To do: From the first line to the last, retype the records exactly and skip the pictures.

☆ ☆ ☆ ☆ ☆ ☆ ☆

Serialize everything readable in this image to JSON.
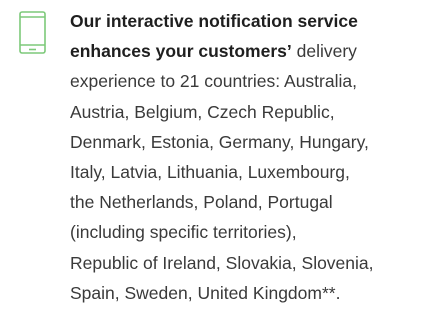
{
  "feature": {
    "icon": "mobile-phone-icon",
    "icon_color": "#7dc97a",
    "bold_lines": [
      "Our interactive notification service",
      "enhances your customers’"
    ],
    "line2_rest": " delivery",
    "lines": [
      "experience to 21 countries: Australia,",
      "Austria, Belgium, Czech Republic,",
      "Denmark, Estonia, Germany, Hungary,",
      "Italy, Latvia, Lithuania, Luxembourg,",
      "the Netherlands, Poland, Portugal",
      "(including specific territories),",
      "Republic of Ireland, Slovakia, Slovenia,",
      "Spain, Sweden, United Kingdom**."
    ]
  }
}
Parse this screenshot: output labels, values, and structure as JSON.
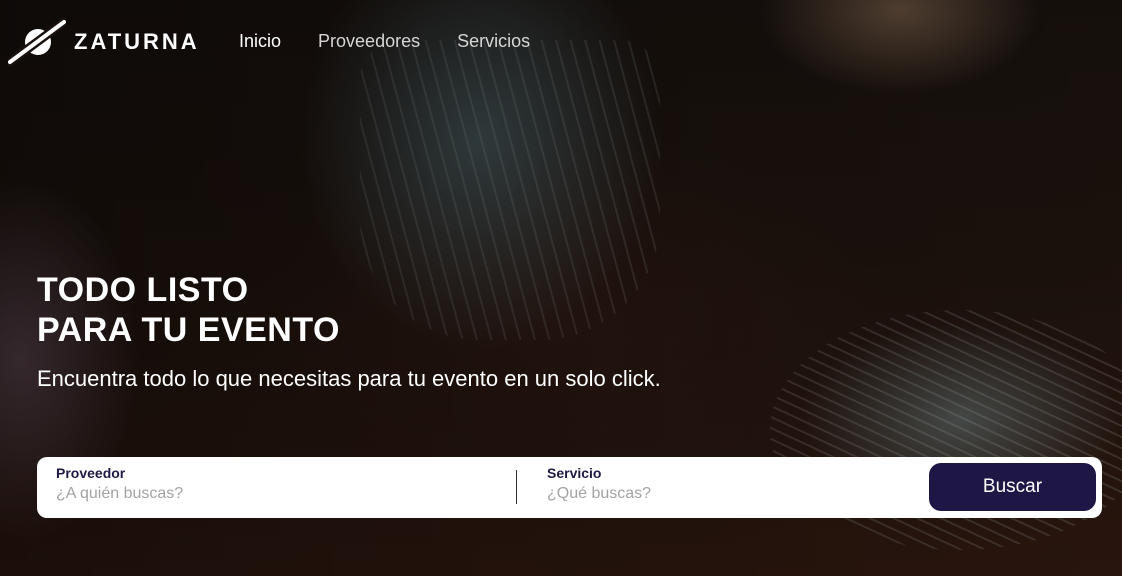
{
  "brand": {
    "name": "ZATURNA",
    "logo_icon": "saturn-logo-icon"
  },
  "nav": {
    "items": [
      {
        "label": "Inicio",
        "active": true
      },
      {
        "label": "Proveedores",
        "active": false
      },
      {
        "label": "Servicios",
        "active": false
      }
    ]
  },
  "hero": {
    "headline_line1": "TODO LISTO",
    "headline_line2": "PARA TU EVENTO",
    "tagline": "Encuentra todo lo que necesitas para tu evento en un solo click."
  },
  "search": {
    "provider_label": "Proveedor",
    "provider_placeholder": "¿A quién buscas?",
    "provider_value": "",
    "service_label": "Servicio",
    "service_placeholder": "¿Qué buscas?",
    "service_value": "",
    "button_label": "Buscar"
  },
  "colors": {
    "accent": "#1e1645",
    "label": "#1f1a44",
    "background": "#1c120d"
  }
}
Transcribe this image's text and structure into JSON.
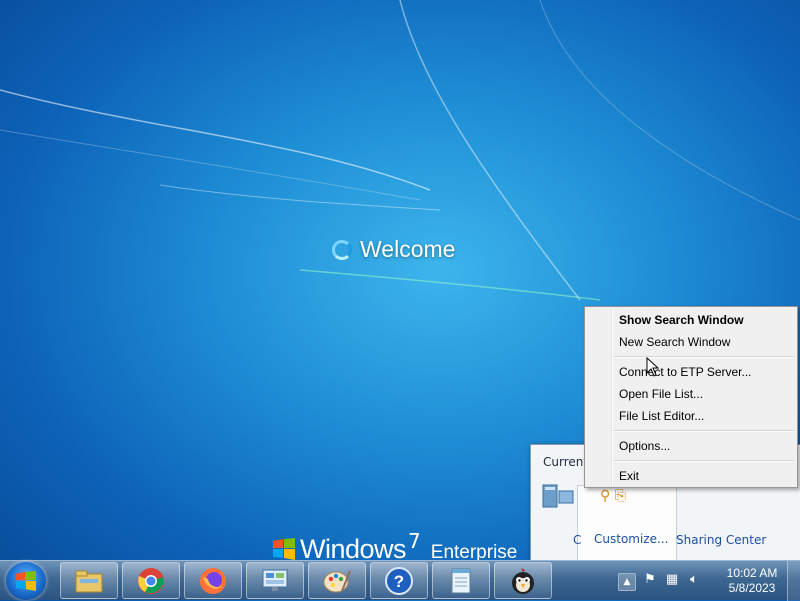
{
  "desktop": {
    "welcome_text": "Welcome",
    "brand": {
      "name": "Windows",
      "version": "7",
      "edition": "Enterprise"
    }
  },
  "tray_popup": {
    "header": "Current",
    "customize_link": "Customize...",
    "sharing_link": "Sharing Center",
    "c_fragment": "C"
  },
  "context_menu": {
    "items": [
      {
        "label": "Show Search Window",
        "bold": true
      },
      {
        "label": "New Search Window"
      },
      {
        "label": "Connect to ETP Server..."
      },
      {
        "label": "Open File List..."
      },
      {
        "label": "File List Editor..."
      },
      {
        "label": "Options..."
      },
      {
        "label": "Exit"
      }
    ]
  },
  "taskbar": {
    "pinned": [
      "explorer",
      "chrome",
      "firefox",
      "control-panel",
      "paint",
      "help",
      "notepad",
      "angry-bird"
    ],
    "clock": {
      "time": "10:02 AM",
      "date": "5/8/2023"
    },
    "tray_icons": [
      "show-hidden-icons",
      "action-center-icon",
      "network-icon",
      "volume-icon"
    ]
  },
  "colors": {
    "desktop_blue": "#1f8fd6",
    "link_blue": "#1c4fa6"
  }
}
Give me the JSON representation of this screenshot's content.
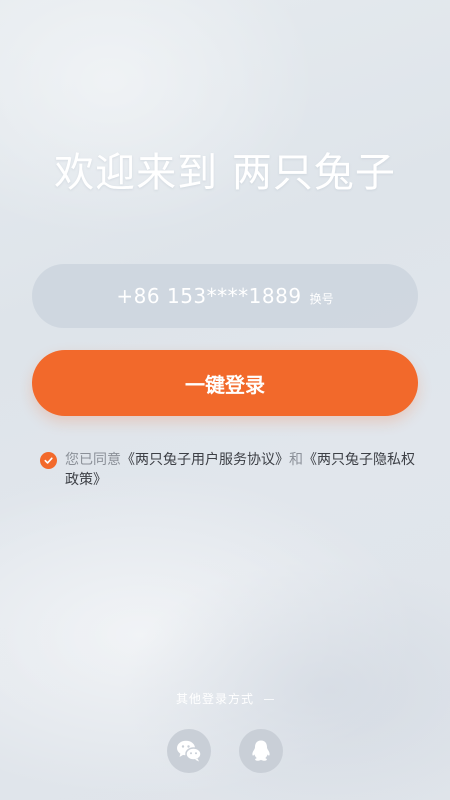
{
  "welcome": {
    "title": "欢迎来到 两只兔子"
  },
  "login": {
    "phone_number": "+86 153****1889",
    "switch_label": "换号",
    "login_button_label": "一键登录"
  },
  "agreement": {
    "checked": true,
    "prefix": "您已同意",
    "terms_link": "《两只兔子用户服务协议》",
    "conjunction": "和",
    "privacy_link": "《两只兔子隐私权政策》"
  },
  "other_login": {
    "title": "其他登录方式",
    "methods": [
      {
        "icon": "wechat-icon"
      },
      {
        "icon": "qq-icon"
      }
    ]
  },
  "colors": {
    "accent": "#f2692b",
    "background": "#e2e7ed",
    "field": "#cdd5de",
    "link_text": "#3d4046",
    "muted_text": "#8b9098"
  }
}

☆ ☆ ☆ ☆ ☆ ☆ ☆

Output of the task:
Serialize everything readable in this image to JSON.
{
  "feature": {
    "icon": "mobile-phone-icon",
    "icon_color": "#7dc97a",
    "bold_lines": [
      "Our interactive notification service",
      "enhances your customers’"
    ],
    "line2_rest": " delivery",
    "lines": [
      "experience to 21 countries: Australia,",
      "Austria, Belgium, Czech Republic,",
      "Denmark, Estonia, Germany, Hungary,",
      "Italy, Latvia, Lithuania, Luxembourg,",
      "the Netherlands, Poland, Portugal",
      "(including specific territories),",
      "Republic of Ireland, Slovakia, Slovenia,",
      "Spain, Sweden, United Kingdom**."
    ]
  }
}
Parse this screenshot: output labels, values, and structure as JSON.
{
  "brand": {
    "name": "ZATURNA",
    "logo_icon": "saturn-logo-icon"
  },
  "nav": {
    "items": [
      {
        "label": "Inicio",
        "active": true
      },
      {
        "label": "Proveedores",
        "active": false
      },
      {
        "label": "Servicios",
        "active": false
      }
    ]
  },
  "hero": {
    "headline_line1": "TODO LISTO",
    "headline_line2": "PARA TU EVENTO",
    "tagline": "Encuentra todo lo que necesitas para tu evento en un solo click."
  },
  "search": {
    "provider_label": "Proveedor",
    "provider_placeholder": "¿A quién buscas?",
    "provider_value": "",
    "service_label": "Servicio",
    "service_placeholder": "¿Qué buscas?",
    "service_value": "",
    "button_label": "Buscar"
  },
  "colors": {
    "accent": "#1e1645",
    "label": "#1f1a44",
    "background": "#1c120d"
  }
}
Transcribe this image's text and structure into JSON.
{
  "desktop": {
    "welcome_text": "Welcome",
    "brand": {
      "name": "Windows",
      "version": "7",
      "edition": "Enterprise"
    }
  },
  "tray_popup": {
    "header": "Current",
    "customize_link": "Customize...",
    "sharing_link": "Sharing Center",
    "c_fragment": "C"
  },
  "context_menu": {
    "items": [
      {
        "label": "Show Search Window",
        "bold": true
      },
      {
        "label": "New Search Window"
      },
      {
        "label": "Connect to ETP Server..."
      },
      {
        "label": "Open File List..."
      },
      {
        "label": "File List Editor..."
      },
      {
        "label": "Options..."
      },
      {
        "label": "Exit"
      }
    ]
  },
  "taskbar": {
    "pinned": [
      "explorer",
      "chrome",
      "firefox",
      "control-panel",
      "paint",
      "help",
      "notepad",
      "angry-bird"
    ],
    "clock": {
      "time": "10:02 AM",
      "date": "5/8/2023"
    },
    "tray_icons": [
      "show-hidden-icons",
      "action-center-icon",
      "network-icon",
      "volume-icon"
    ]
  },
  "colors": {
    "desktop_blue": "#1f8fd6",
    "link_blue": "#1c4fa6"
  }
}
Give me the JSON representation of this screenshot's content.
{
  "welcome": {
    "title": "欢迎来到 两只兔子"
  },
  "login": {
    "phone_number": "+86 153****1889",
    "switch_label": "换号",
    "login_button_label": "一键登录"
  },
  "agreement": {
    "checked": true,
    "prefix": "您已同意",
    "terms_link": "《两只兔子用户服务协议》",
    "conjunction": "和",
    "privacy_link": "《两只兔子隐私权政策》"
  },
  "other_login": {
    "title": "其他登录方式",
    "methods": [
      {
        "icon": "wechat-icon"
      },
      {
        "icon": "qq-icon"
      }
    ]
  },
  "colors": {
    "accent": "#f2692b",
    "background": "#e2e7ed",
    "field": "#cdd5de",
    "link_text": "#3d4046",
    "muted_text": "#8b9098"
  }
}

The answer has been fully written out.